Since those first missions into space, Hasselblad has been on every manned NASA space flight mission, and has seen many changes; to the spacecraft, space programs, and crew. During the 1980’s, the space shuttle program almost made trips into outer space a mundane occurrence. The less rigorous conditions on the shuttles placed less physical demands on the crew, allowing lay people to join the ranks of humans in space. The spacecraft and astronauts may have been new, but Hasselblad was still there, snapping away, capturing the history of our species as it happened. And while the conditions had become more “user-friendly” in certain ways, the demands on space cameras became, if anything, even more rigorous.

And on journey after journey, Hasselblad cameras met the demands, taking on average between 1,500 and 2,000 photographs on each shuttle mission. And just as the remarkable pictures of man at work on the surface of the moon during the Apollo missions defined its era, a succession of fine pictures of astronauts at work in and around the reusable spacecraft of the eighties defined man’s continued exploration of the universe around us. And our preparations for even further journeys. 

And all the barriers broken were not physical. When man first entered the space race, the demands on the individuals and equipment were unsurpassed. A special few were chosen to brave the unknowns of space. One of the shining young men chosen, the best of the best, who had what author Tom Wolfe termed “the right stuff” was astronaut John Glenn.

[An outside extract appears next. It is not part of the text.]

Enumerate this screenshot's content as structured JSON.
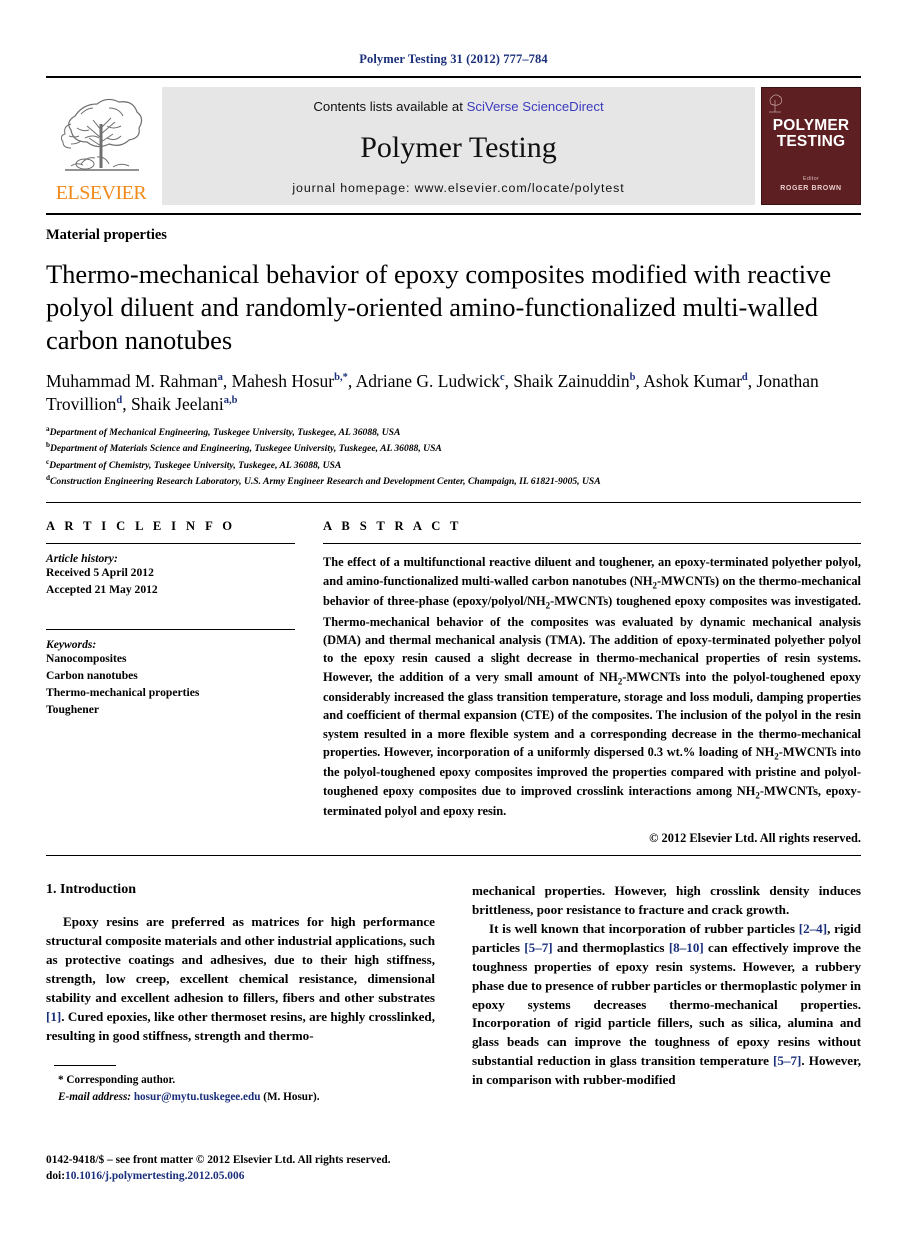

Glenn made his first space trip in February 1962 onboard Friendship 7 and later went on to enter politics after his NASA career and eventually became a respected United States Senator.

Then, in 1998 the seventy-seven year old John Glenn once again crossed the final frontier. He and six fellow astronauts soared into space aboard the shuttle Discovery from Florida's Cape Canaveral. Glenn’s return to space 36 years after his first heroic mission makes him not just a true American hero, but also the oldest person who has ever gone into space.  

While on the shuttle Discovery, 345 miles above the Earth, 83 experiments were performed and, as on all manned American space missions since October, 1962, the crew used Hasselblad camera equipment for the photographic documentation. All in all, the space shuttle carried five Hasselblad 553ELS cameras, around fifty Hasselblad 70mm magazines, a variety of Carl Zeiss lenses (50-250 mm), and a range of RM2 reflex viewfinders, which were originally developed specifically for space use. Some differences naturally exist between the cameras sent into space and the ones intended for use on earth. These differences include the removal of the TTL flash function, and the replacement of conventional lubricants, which would evaporate in a vacuum, with low friction materials. The leatherette covering is also removed and replaced by metal plates.

The evolution of the cameras works in both directions, however. The 553ELS, for instance, is a perfect example of the ongoing benefit that the Hasselblad/NASA collaboration brings back to earth from every mission. The 553ELS is the space version of the 553ELX model, which has been available to consumers through normal retail channels for years. This camera has adopted several key features and improvements originating from the ELS space camera, such as the improved mirror mechanism, which increases the durability and reliability of the mirror operation.